While the challenges of escaping violence in his native country were great, Sultani wrote, the welcome he and his family has received has made it all worthwhile.
“Green Bay is beautiful and hospitable, but all the new looked a little bit overwhelming at first,” he wrote. “But I believe it was all worth it and will always be because right now we are away from war. We also feel secure economically and can build and plan our hopes for the future — something that has not been possible throughout all of these years in Afghanistan.”
More than 100 Catholic Charities agencies in dioceses across the country are serving migrants and refugees, according to Catholic Charities USA, the Alexandria, Virginia-based national office of 167 local diocesan Catholic Charities agencies.
The local agencies assisted 608,000 migrants over the last year.
In the Arlington Diocese, Catholic Charities has been welcoming newcomers from around the world since 1975, but Loppisso said this year’s numbers have far surpassed the previous peak of about 700 to 800 individuals in 2017, before government policy curtailed immigration.
He told the Arlington Catholic Herald, the diocesan newspaper, that the number of immigrants in 2020 was about 400, so staffing had been down before numbers started ramping up again.
In addition to the Afghan refugees, the agency has helped resettle about 55 refugees and immigrants from other countries, including El Salvador, Honduras, Guatemala, Nicaragua, Sudan, Ethiopia and Congo.
Loppisso said one of the most recent arrivals to the diocese is a family of Sudanese refugees displaced years ago by Sudan’s civil war. They arrived at Dulles International Airport in June, after staying in Egypt for the past 20 years while awaiting approval to join relatives in Fairfax County, Virginia.
In addition, Loppisso said a few refugees from Ukraine also have started to arrive in Northern Virginia after the U.S. government announced plans in March to welcome up to 100,000 Ukrainians and others fleeing Russian attacks.
Most of those arriving in Virginia are sponsored by family members who live here and petitioned to have displaced relatives join them.
“When they get here we are authorized to provide services,” Loppisso said.
With federal funds and local donations, the agency provides a wide range of migrant services, including employment and housing assistance, mental health, youth and senior services, English and other education classes, including technology, student programs and cultural integration for families.
Although many of the immigrants have professionals skills, they often must take entry-level jobs to begin earning an income when they first arrive.
But families are grateful simply to have left the dangers back home and arrived safely in this country. “Safety is the first priority, and they really are thankful for that,” Loppisso said.
He added that case managers and other staff take “a holistic approach” to helping families acclimate to their new culture, and five different staff members might work with one family in the first 90 days, helping them with housing, jobs, school registration, health requirements and other needs.
Jessica Estrada, director of newcomer Services for diocesan Catholic Charities, noted that many of the agency’s staff “know all too well the journey of migration, as they were once newcomers themselves.”
“They can speak to why this is important not only for our clients, but also for our diocesan family. ‘Welcoming the stranger’ is a long-standing, biblical tradition of the church,” she said, which “not only enriches our own faith journey but also provides new insight into the ways our world is interconnected.”
Miller is a staff writer at the Arlington Catholic Herald, newspaper of the Diocese of Arlington.
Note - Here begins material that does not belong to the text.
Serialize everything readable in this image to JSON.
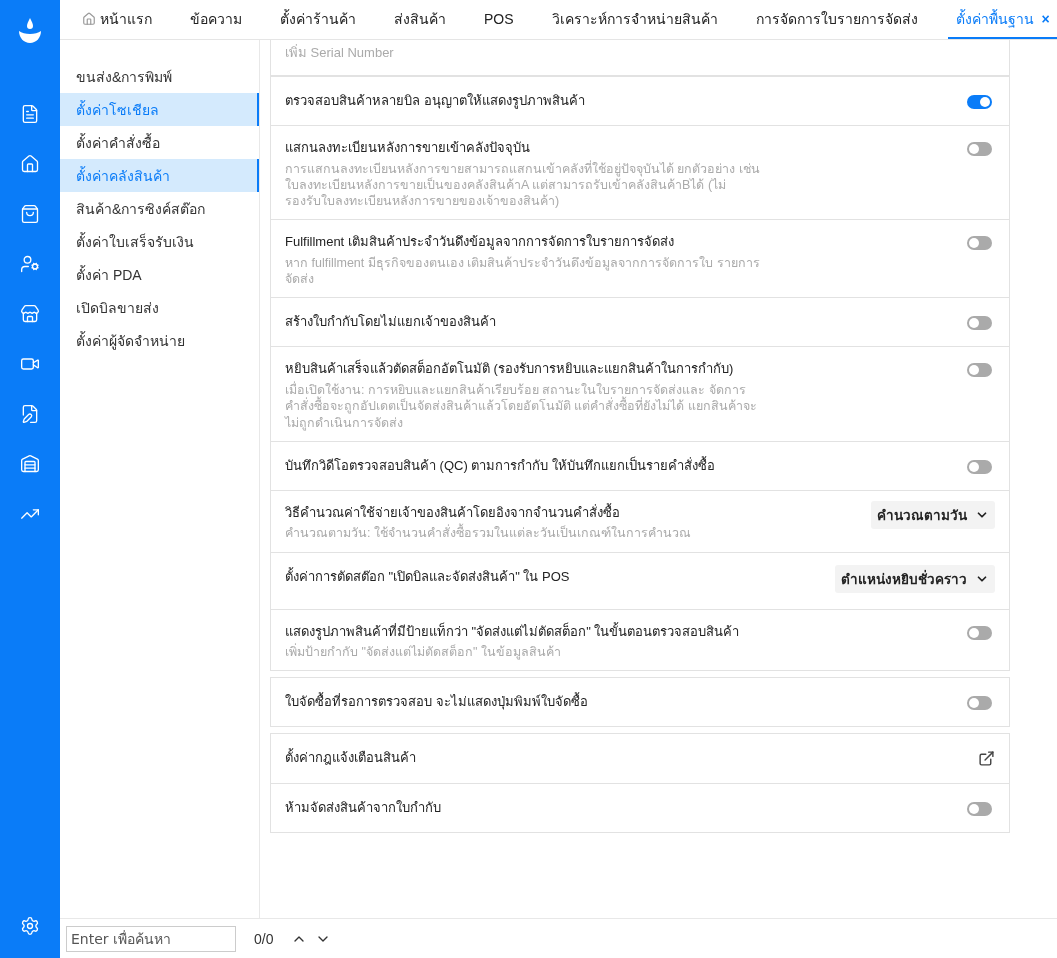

Contributing to this story was Sam Lucero, news and information manager of The Compass, newspaper of the Diocese of Green Bay.